Death and Transfiguration, a goodbye to two hill men, by Stevie Haston

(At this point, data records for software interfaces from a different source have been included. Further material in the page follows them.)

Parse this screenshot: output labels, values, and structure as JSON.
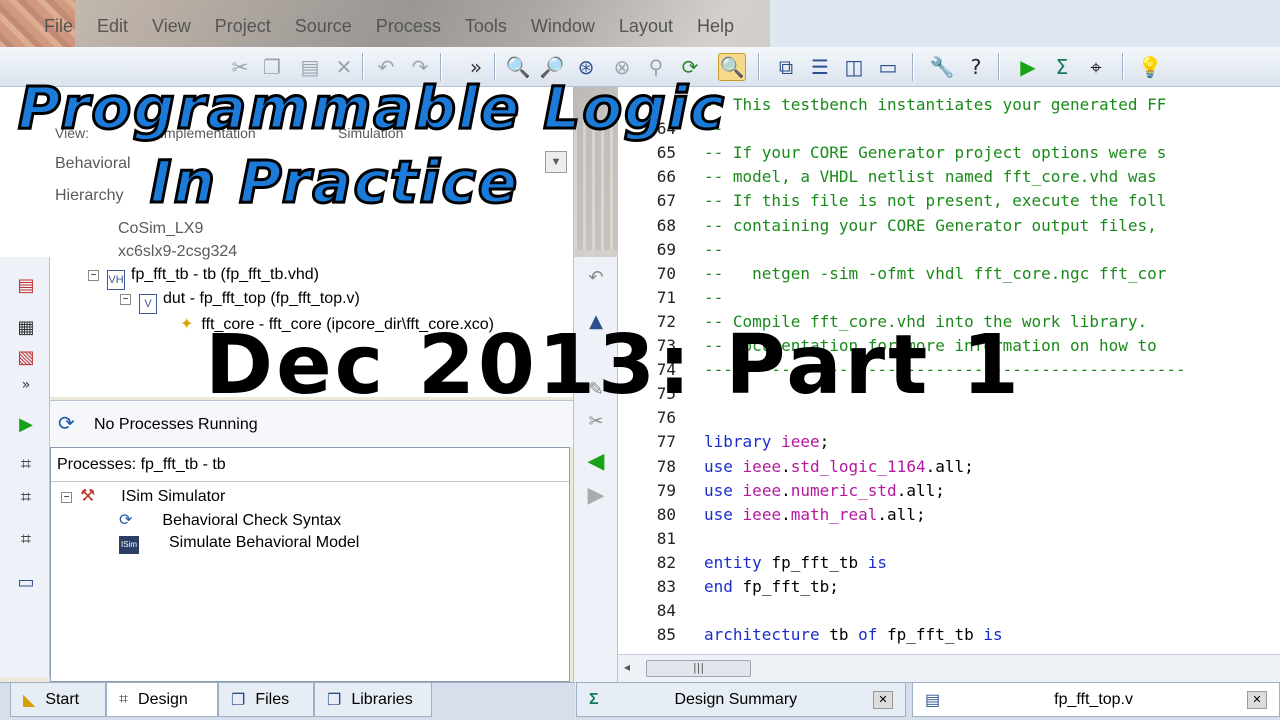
{
  "menu": [
    "File",
    "Edit",
    "View",
    "Project",
    "Source",
    "Process",
    "Tools",
    "Window",
    "Layout",
    "Help"
  ],
  "overlay": {
    "title_line1": "Programmable Logic",
    "title_line2": "In Practice",
    "subtitle": "Dec 2013: Part 1"
  },
  "hierarchy_panel": {
    "view_label": "View:",
    "implementation_label": "Implementation",
    "simulation_label": "Simulation",
    "mode_value": "Behavioral",
    "hierarchy_label": "Hierarchy",
    "project": "CoSim_LX9",
    "device": "xc6slx9-2csg324",
    "tb_node": "fp_fft_tb - tb (fp_fft_tb.vhd)",
    "dut_node": "dut - fp_fft_top (fp_fft_top.v)",
    "core_node": "fft_core - fft_core (ipcore_dir\\fft_core.xco)"
  },
  "processes": {
    "status": "No Processes Running",
    "title": "Processes: fp_fft_tb - tb",
    "group": "ISim Simulator",
    "items": [
      "Behavioral Check Syntax",
      "Simulate Behavioral Model"
    ]
  },
  "left_tabs": [
    "Start",
    "Design",
    "Files",
    "Libraries"
  ],
  "editor_tabs": [
    "Design Summary",
    "fp_fft_top.v"
  ],
  "editor_lines": [
    {
      "n": "",
      "t": "-- This testbench instantiates your generated FF",
      "c": "cmt"
    },
    {
      "n": "64",
      "t": "--",
      "c": "cmt"
    },
    {
      "n": "65",
      "t": "-- If your CORE Generator project options were s",
      "c": "cmt"
    },
    {
      "n": "66",
      "t": "-- model, a VHDL netlist named fft_core.vhd was",
      "c": "cmt"
    },
    {
      "n": "67",
      "t": "-- If this file is not present, execute the foll",
      "c": "cmt"
    },
    {
      "n": "68",
      "t": "-- containing your CORE Generator output files,",
      "c": "cmt"
    },
    {
      "n": "69",
      "t": "--",
      "c": "cmt"
    },
    {
      "n": "70",
      "t": "--   netgen -sim -ofmt vhdl fft_core.ngc fft_cor",
      "c": "cmt"
    },
    {
      "n": "71",
      "t": "--",
      "c": "cmt"
    },
    {
      "n": "72",
      "t": "-- Compile fft_core.vhd into the work library.",
      "c": "cmt"
    },
    {
      "n": "73",
      "t": "-- documentation for more information on how to",
      "c": "cmt"
    },
    {
      "n": "74",
      "t": "--------------------------------------------------",
      "c": "cmt"
    },
    {
      "n": "75",
      "t": "",
      "c": ""
    },
    {
      "n": "76",
      "t": "",
      "c": ""
    },
    {
      "n": "77",
      "t": "library ieee;",
      "c": "mix1"
    },
    {
      "n": "78",
      "t": "use ieee.std_logic_1164.all;",
      "c": "mix2"
    },
    {
      "n": "79",
      "t": "use ieee.numeric_std.all;",
      "c": "mix2"
    },
    {
      "n": "80",
      "t": "use ieee.math_real.all;",
      "c": "mix2"
    },
    {
      "n": "81",
      "t": "",
      "c": ""
    },
    {
      "n": "82",
      "t": "entity fp_fft_tb is",
      "c": "mix3"
    },
    {
      "n": "83",
      "t": "end fp_fft_tb;",
      "c": "mix4"
    },
    {
      "n": "84",
      "t": "",
      "c": ""
    },
    {
      "n": "85",
      "t": "architecture tb of fp_fft_tb is",
      "c": "mix5"
    }
  ]
}
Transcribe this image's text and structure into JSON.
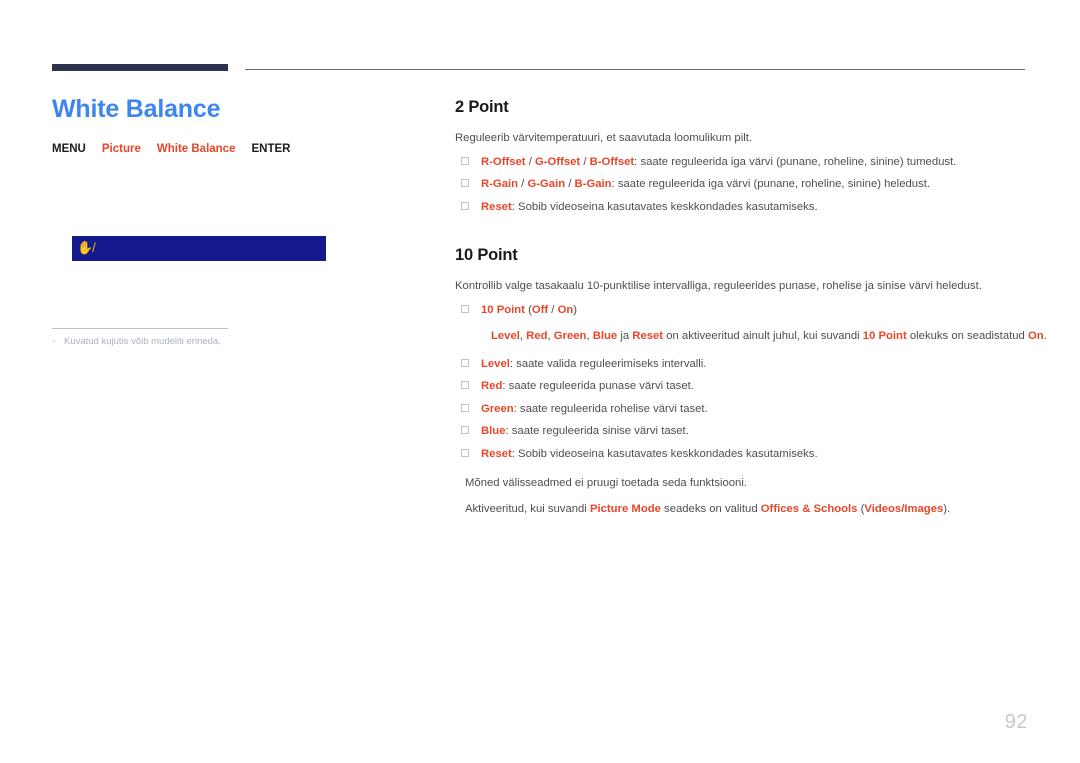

Two people who were members of the outdoor community died recently, and somehow have left a deeper hole in me than seems possible. In future I will try to keep up on this and publish something, nothing too personal, just a polite death notice.  We are all freightened of death, but dying while doing your sport might be an appropriate way to go, as happened to the two individuals in question. The mountains are dangerous and our lives are precarious, and none of us can escape death. But,  and for me it is a very big but, our lives can be transfigured by what we do in our allotted time. I love climbing I think more than being alive without it, so I am prepared to pay the ferryman, some of your friends will be the same and perhaps you are too. The price may seem high but we reach great heights so bare this in mind when you have the sorrow of some ones death, it might help. The two people who died recently both had an effect on my life and for this I am very thankful, and because of this they will never be dead in the sense of forgotten, they will never pass away into the mists of being absent.
In a previous Blog I published a photo of the cover of Studs on the summits written by Bill Smith, a book that the Independent in its excellent death notice for Bill reminded me sold out of print very quickly and is  now a collectors item. It is not because it is a great book, rather it is a work of love, and for this reason it too is loved. Bill loved running the fells,  he lived alone, and lived simply, he died alone, probably of the cold in a peat bog  on Bowfell moors. He was missing for three weeks. In his sad death he has had more appreciation than in life, his work with fell running, much of it unrewarded, has helped the sport immeasurably.
The older climbing community of England and Wales was surprised to lose Ben Wintringham to an Abseiling accident, Ben was a friend to many and a husband to Marion. I think Ben would be surprised by how many people mourn his leaving this world. Ben was helpful to me personally and I know he was to many others. Ben climbed many knew routes and loved steep rock, take some time to say thanks, if you do one of his little treasures, you may not have known him, but without people like Ben our sport would be very poor. I am sorry not to be with his friends celebrating his life, but many of the people who knew Ben  are maybe like me  and live in a different country, so farewell Ben and thank you for your smile. 

Bill Smith, runner. RIP.

Ben Wintringham, climber, RIP